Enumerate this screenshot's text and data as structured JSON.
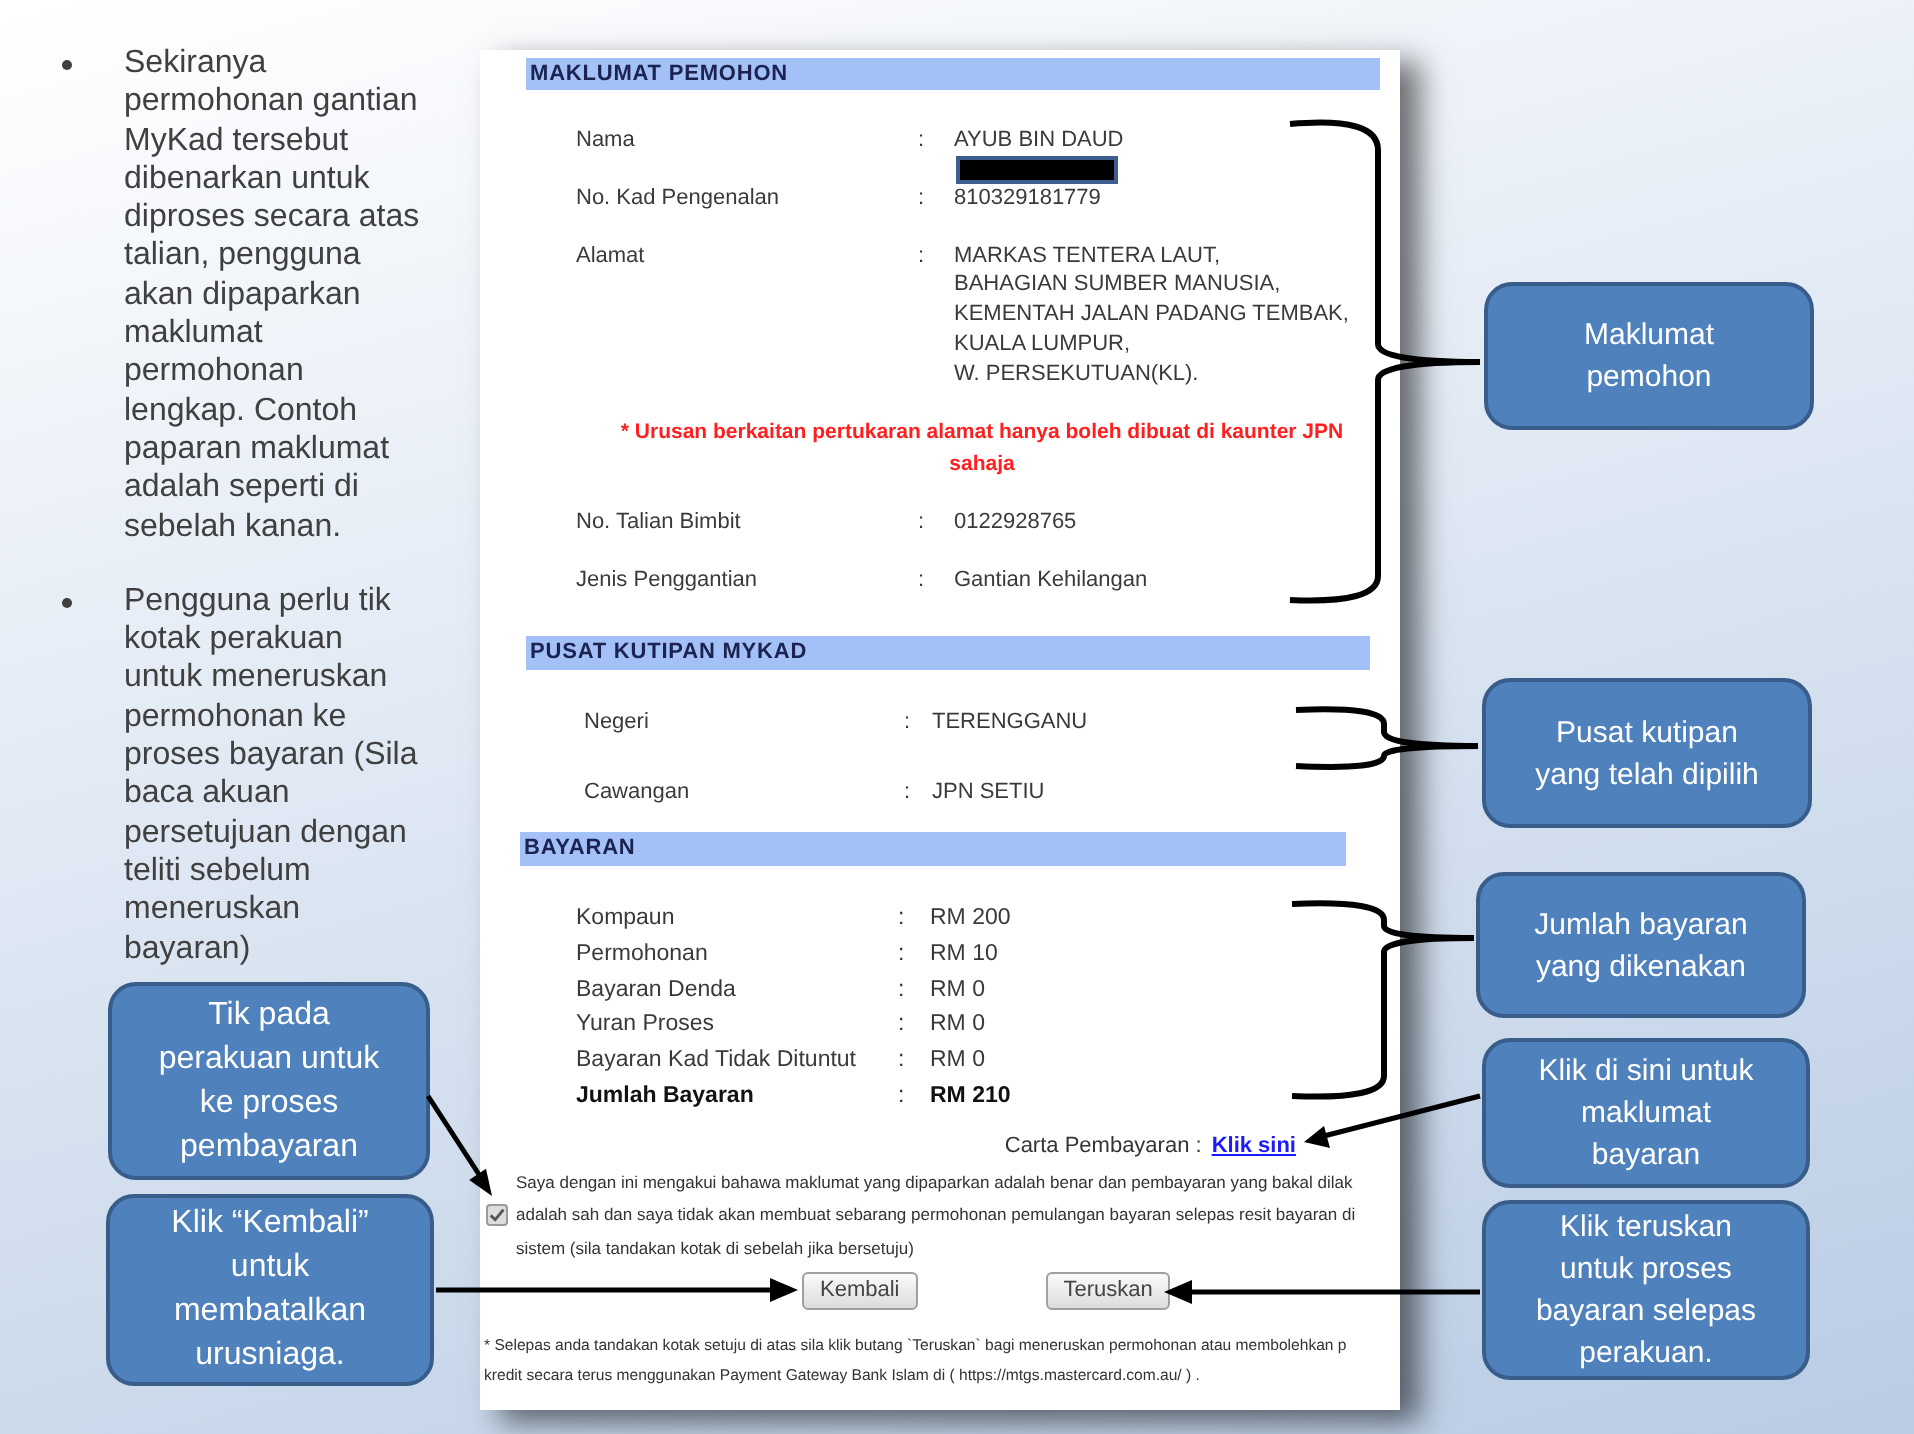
{
  "notes": [
    {
      "lines": [
        "Sekiranya",
        "permohonan gantian",
        "MyKad tersebut",
        "dibenarkan untuk",
        "diproses secara atas",
        "talian, pengguna",
        "akan dipaparkan",
        "maklumat",
        "permohonan",
        "lengkap. Contoh",
        "paparan maklumat",
        "adalah seperti di",
        "sebelah kanan."
      ]
    },
    {
      "lines": [
        "Pengguna perlu tik",
        "kotak perakuan",
        "untuk meneruskan",
        "permohonan ke",
        "proses bayaran (Sila",
        "baca akuan",
        "persetujuan dengan",
        "teliti sebelum",
        "meneruskan",
        "bayaran)"
      ]
    }
  ],
  "form": {
    "sections": [
      {
        "kind": "applicant",
        "title": "MAKLUMAT PEMOHON",
        "items": [
          {
            "kind": "field",
            "label": "Nama",
            "separator": ":",
            "lines": [
              "AYUB BIN DAUD"
            ],
            "redacted": true
          },
          {
            "kind": "field",
            "label": "No. Kad Pengenalan",
            "separator": ":",
            "lines": [
              "810329181779"
            ]
          },
          {
            "kind": "field",
            "label": "Alamat",
            "separator": ":",
            "lines": [
              "MARKAS TENTERA LAUT,",
              "BAHAGIAN SUMBER MANUSIA,",
              "KEMENTAH JALAN PADANG TEMBAK,",
              "KUALA LUMPUR,",
              "W. PERSEKUTUAN(KL)."
            ]
          },
          {
            "kind": "notice",
            "text": "* Urusan berkaitan pertukaran alamat hanya boleh dibuat di kaunter JPN sahaja"
          },
          {
            "kind": "field",
            "label": "No. Talian Bimbit",
            "separator": ":",
            "lines": [
              "0122928765"
            ]
          },
          {
            "kind": "field",
            "label": "Jenis Penggantian",
            "separator": ":",
            "lines": [
              "Gantian Kehilangan"
            ]
          }
        ]
      },
      {
        "kind": "collection",
        "title": "PUSAT KUTIPAN MYKAD",
        "items": [
          {
            "kind": "field",
            "label": "Negeri",
            "separator": ":",
            "lines": [
              "TERENGGANU"
            ]
          },
          {
            "kind": "field",
            "label": "Cawangan",
            "separator": ":",
            "lines": [
              "JPN SETIU"
            ]
          }
        ]
      },
      {
        "kind": "payment",
        "title": "BAYARAN",
        "items": [
          {
            "kind": "field",
            "label": "Kompaun",
            "separator": ":",
            "lines": [
              "RM 200"
            ],
            "total": false
          },
          {
            "kind": "field",
            "label": "Permohonan",
            "separator": ":",
            "lines": [
              "RM 10"
            ],
            "total": false
          },
          {
            "kind": "field",
            "label": "Bayaran Denda",
            "separator": ":",
            "lines": [
              "RM 0"
            ],
            "total": false
          },
          {
            "kind": "field",
            "label": "Yuran Proses",
            "separator": ":",
            "lines": [
              "RM 0"
            ],
            "total": false
          },
          {
            "kind": "field",
            "label": "Bayaran Kad Tidak Dituntut",
            "separator": ":",
            "lines": [
              "RM 0"
            ],
            "total": false
          },
          {
            "kind": "field",
            "label": "Jumlah Bayaran",
            "separator": ":",
            "lines": [
              "RM 210"
            ],
            "total": true
          }
        ]
      }
    ],
    "chart_link": {
      "label": "Carta Pembayaran :",
      "link": "Klik sini"
    },
    "declaration": {
      "checked": true,
      "lines": [
        "Saya dengan ini mengakui bahawa maklumat yang dipaparkan adalah benar dan pembayaran yang bakal dilak",
        "adalah sah dan saya tidak akan membuat sebarang permohonan pemulangan bayaran selepas resit bayaran di",
        "sistem (sila tandakan kotak di sebelah jika bersetuju)"
      ]
    },
    "buttons": [
      {
        "label": "Kembali"
      },
      {
        "label": "Teruskan"
      }
    ],
    "footnote": {
      "lines": [
        "* Selepas anda tandakan kotak setuju di atas sila klik butang `Teruskan` bagi meneruskan permohonan atau membolehkan p",
        "kredit secara terus menggunakan Payment Gateway Bank Islam di ( https://mtgs.mastercard.com.au/ ) ."
      ]
    }
  },
  "left_callouts": [
    {
      "lines": [
        "Tik pada",
        "perakuan untuk",
        "ke proses",
        "pembayaran"
      ]
    },
    {
      "lines": [
        "Klik “Kembali”",
        "untuk",
        "membatalkan",
        "urusniaga."
      ]
    }
  ],
  "right_callouts": [
    {
      "lines": [
        "Maklumat",
        "pemohon"
      ]
    },
    {
      "lines": [
        "Pusat kutipan",
        "yang telah dipilih"
      ]
    },
    {
      "lines": [
        "Jumlah bayaran",
        "yang dikenakan"
      ]
    },
    {
      "lines": [
        "Klik di sini untuk",
        "maklumat",
        "bayaran"
      ]
    },
    {
      "lines": [
        "Klik teruskan",
        "untuk proses",
        "bayaran selepas",
        "perakuan."
      ]
    }
  ]
}
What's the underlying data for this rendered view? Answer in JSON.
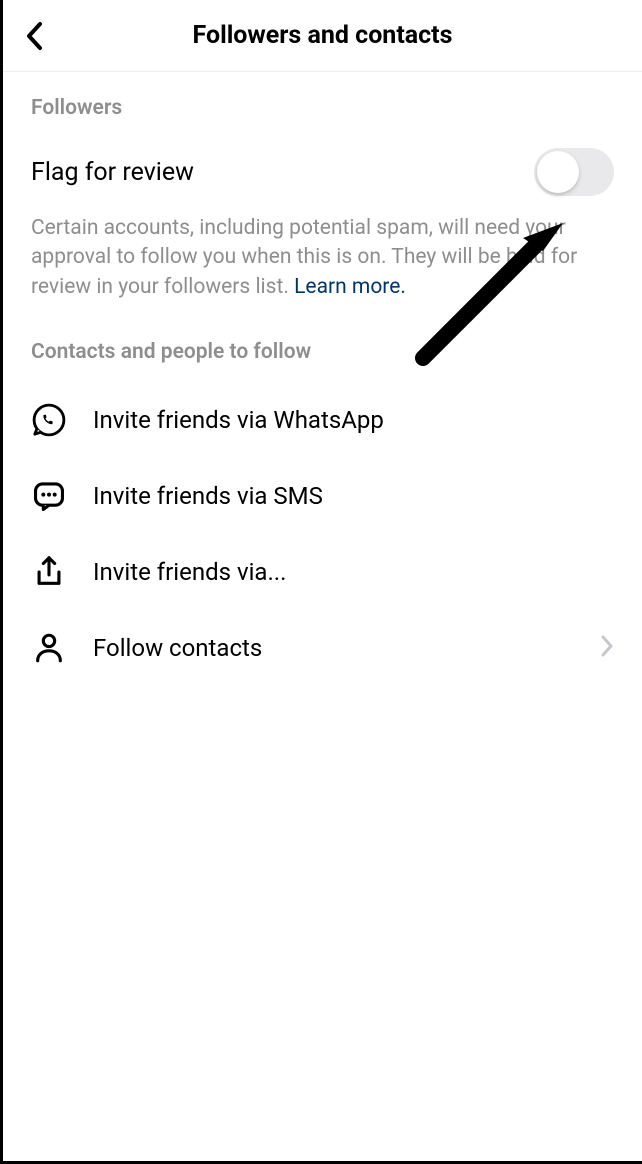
{
  "header": {
    "title": "Followers and contacts"
  },
  "sections": {
    "followers": {
      "header": "Followers",
      "flag_label": "Flag for review",
      "description_part1": "Certain accounts, including potential spam, will need your approval to follow you when this is on. They will be held for review in your followers list. ",
      "learn_more": "Learn more."
    },
    "contacts": {
      "header": "Contacts and people to follow",
      "items": {
        "whatsapp": "Invite friends via WhatsApp",
        "sms": "Invite friends via SMS",
        "share": "Invite friends via...",
        "follow": "Follow contacts"
      }
    }
  }
}
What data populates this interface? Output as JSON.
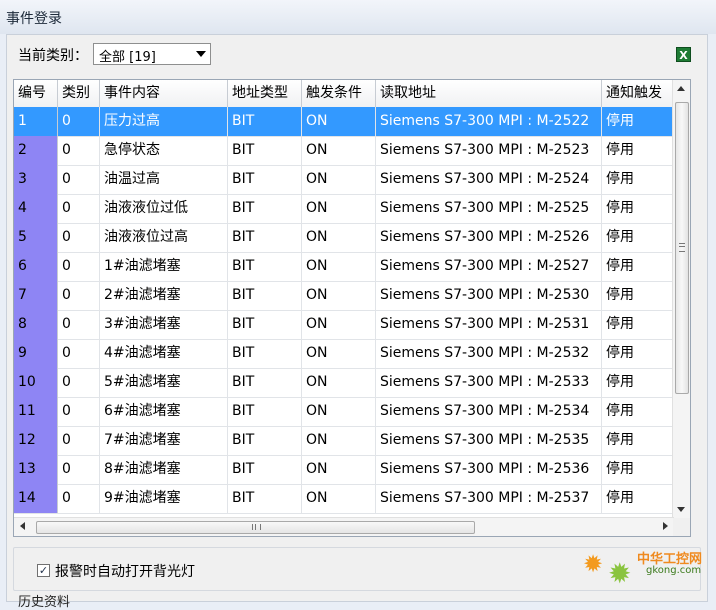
{
  "window": {
    "title": "事件登录"
  },
  "category": {
    "label": "当前类别：",
    "value": "全部 [19]"
  },
  "export": {
    "icon": "excel-icon",
    "glyph": "X"
  },
  "table": {
    "columns": [
      "编号",
      "类别",
      "事件内容",
      "地址类型",
      "触发条件",
      "读取地址",
      "通知触发"
    ],
    "rows": [
      [
        "1",
        "0",
        "压力过高",
        "BIT",
        "ON",
        "Siemens S7-300 MPI : M-2522",
        "停用"
      ],
      [
        "2",
        "0",
        "急停状态",
        "BIT",
        "ON",
        "Siemens S7-300 MPI : M-2523",
        "停用"
      ],
      [
        "3",
        "0",
        "油温过高",
        "BIT",
        "ON",
        "Siemens S7-300 MPI : M-2524",
        "停用"
      ],
      [
        "4",
        "0",
        "油液液位过低",
        "BIT",
        "ON",
        "Siemens S7-300 MPI : M-2525",
        "停用"
      ],
      [
        "5",
        "0",
        "油液液位过高",
        "BIT",
        "ON",
        "Siemens S7-300 MPI : M-2526",
        "停用"
      ],
      [
        "6",
        "0",
        "1#油滤堵塞",
        "BIT",
        "ON",
        "Siemens S7-300 MPI : M-2527",
        "停用"
      ],
      [
        "7",
        "0",
        "2#油滤堵塞",
        "BIT",
        "ON",
        "Siemens S7-300 MPI : M-2530",
        "停用"
      ],
      [
        "8",
        "0",
        "3#油滤堵塞",
        "BIT",
        "ON",
        "Siemens S7-300 MPI : M-2531",
        "停用"
      ],
      [
        "9",
        "0",
        "4#油滤堵塞",
        "BIT",
        "ON",
        "Siemens S7-300 MPI : M-2532",
        "停用"
      ],
      [
        "10",
        "0",
        "5#油滤堵塞",
        "BIT",
        "ON",
        "Siemens S7-300 MPI : M-2533",
        "停用"
      ],
      [
        "11",
        "0",
        "6#油滤堵塞",
        "BIT",
        "ON",
        "Siemens S7-300 MPI : M-2534",
        "停用"
      ],
      [
        "12",
        "0",
        "7#油滤堵塞",
        "BIT",
        "ON",
        "Siemens S7-300 MPI : M-2535",
        "停用"
      ],
      [
        "13",
        "0",
        "8#油滤堵塞",
        "BIT",
        "ON",
        "Siemens S7-300 MPI : M-2536",
        "停用"
      ],
      [
        "14",
        "0",
        "9#油滤堵塞",
        "BIT",
        "ON",
        "Siemens S7-300 MPI : M-2537",
        "停用"
      ]
    ],
    "selected_row": 0
  },
  "options": {
    "backlight_label": "报警时自动打开背光灯",
    "backlight_checked": true,
    "check_glyph": "✓"
  },
  "next_section": {
    "label": "历史资料"
  },
  "watermark": {
    "name": "中华工控网",
    "url": "gkong.com",
    "gear_glyph": "✹"
  },
  "colors": {
    "selection": "#3399ff",
    "number_column": "#8e85f4",
    "panel": "#f0f0f0"
  }
}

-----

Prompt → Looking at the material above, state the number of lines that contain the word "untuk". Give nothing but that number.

Your response → 6